Edit: See Shamit’s comment below, I apparently misunderstood what Maldacena was referring to.

# Calabi-Yaus for Higgs Phenomenology

less joking title:

# You Didn’t Think We’d Stop at Elliptics, Did You?

When calculating scattering amplitudes, I like to work with polylogarithms. They’re a very well-understood type of mathematical function, and thus pretty easy to work with.

Even for our favorite theory of N=4 super Yang-Mills, though, they’re not the whole story. You need other types of functions to represent amplitudes, elliptic polylogarithms that are only just beginning to be properly understood. We had our own modest contribution to that topic last year.

You can think of the difference between these functions in terms of more and more complicated curves. Polylogarithms just need circles or spheres, elliptic polylogarithms can be described with a torus.

A torus is far from the most complicated curve you can think of, though.

String theorists have done a lot of research into complicated curves, in particular ones with a property called Calabi-Yau. They were looking for ways to curl up six or seven extra dimensions, to get down to the four we experience. They wanted to find ways of curling that preserved some supersymmetry, in the hope that they could use it to predict new particles, and it turned out that Calabi-Yau was the condition they needed.

That hope, for the most part, didn’t pan out. There were too many Calabi-Yaus to check, and the LHC hasn’t seen any supersymmetric particles. Today, “string phenomenologists”, who try to use string theory to predict new particles, are a relatively small branch of the field.

This research did, however, have lasting impact: due to string theorists’ interest, there are huge databases of Calabi-Yau curves, and fruitful dialogues with mathematicians about classifying them.

This has proven quite convenient for us, as we happen to have some Calabi-Yaus to classify.

Our midnight train going anywhere…in the space of Calabi-Yaus

We call Feynman diagrams like the one above “traintrack integrals”. With two loops, it’s the elliptic integral we calculated last year. With three, though, you need a type of Calabi-Yau curve called a K3. With four loops, it looks like you start needing Calabi-Yau three-folds, the type of space used to compactify string theory to four dimensions.

“We” in this case is myself, Jacob Bourjaily, Andrew McLeod, Matthias Wilhelm, and Yang-Hui He, a Calabi-Yau expert we brought on to help us classify these things. Our new paper investigates these integrals, and the more and more complicated curves needed to compute them.

Calabi-Yaus had been seen in amplitudes before, in diagrams called “sunrise” or “banana” integrals. Our example shows that they should occur much more broadly. “Traintrack” integrals appear in our favorite N=4 super Yang-Mills theory, but they also appear in theories involving just scalar fields, like the Higgs boson. For enough loops and particles, we’re going to need more and more complicated functions, not just the polylogarithms and elliptic polylogarithms that people understand.

(And to be clear, no, nobody needs to do this calculation for Higgs bosons in practice.
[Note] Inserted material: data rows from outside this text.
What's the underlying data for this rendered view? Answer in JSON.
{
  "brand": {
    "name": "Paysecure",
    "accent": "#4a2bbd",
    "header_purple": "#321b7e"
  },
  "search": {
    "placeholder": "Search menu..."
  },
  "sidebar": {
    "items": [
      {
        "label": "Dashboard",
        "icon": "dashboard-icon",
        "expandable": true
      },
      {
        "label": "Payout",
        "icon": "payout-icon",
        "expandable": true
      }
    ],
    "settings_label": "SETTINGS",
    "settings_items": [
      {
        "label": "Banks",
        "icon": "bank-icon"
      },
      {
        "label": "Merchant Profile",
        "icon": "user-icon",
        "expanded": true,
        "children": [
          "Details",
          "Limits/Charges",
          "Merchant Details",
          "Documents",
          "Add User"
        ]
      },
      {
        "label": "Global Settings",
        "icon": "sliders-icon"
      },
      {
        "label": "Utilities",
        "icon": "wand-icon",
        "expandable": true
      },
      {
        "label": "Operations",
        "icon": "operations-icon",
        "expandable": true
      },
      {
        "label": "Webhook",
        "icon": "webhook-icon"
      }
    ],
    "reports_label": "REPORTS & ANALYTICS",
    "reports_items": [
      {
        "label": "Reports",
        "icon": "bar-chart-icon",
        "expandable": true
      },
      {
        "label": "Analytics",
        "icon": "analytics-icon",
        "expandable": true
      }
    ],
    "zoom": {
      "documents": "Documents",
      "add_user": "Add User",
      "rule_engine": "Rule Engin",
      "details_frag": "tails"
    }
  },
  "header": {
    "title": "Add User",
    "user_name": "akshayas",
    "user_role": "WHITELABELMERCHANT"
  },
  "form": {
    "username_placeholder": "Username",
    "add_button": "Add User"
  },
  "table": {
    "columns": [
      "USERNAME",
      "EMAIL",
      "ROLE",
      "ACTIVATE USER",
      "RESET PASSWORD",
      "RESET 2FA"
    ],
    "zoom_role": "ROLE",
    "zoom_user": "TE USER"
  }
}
This diagram would calculate the result of two Higgs bosons colliding and producing ten or more Higgs bosons, all at energies so high you can ignore their mass, which is…not exactly relevant for current collider phenomenology. Still, the title proved too tempting to resist.)

Is there a way to understand traintrack integrals like we understand polylogarithms? What kinds of Calabi-Yaus do they pick out, in the vast space of these curves? We’d love to find out. For the moment, we just wanted to remind all the people excited about elliptic polylogarithms that there’s quite a bit more strangeness to find, even if we don’t leave the tracks.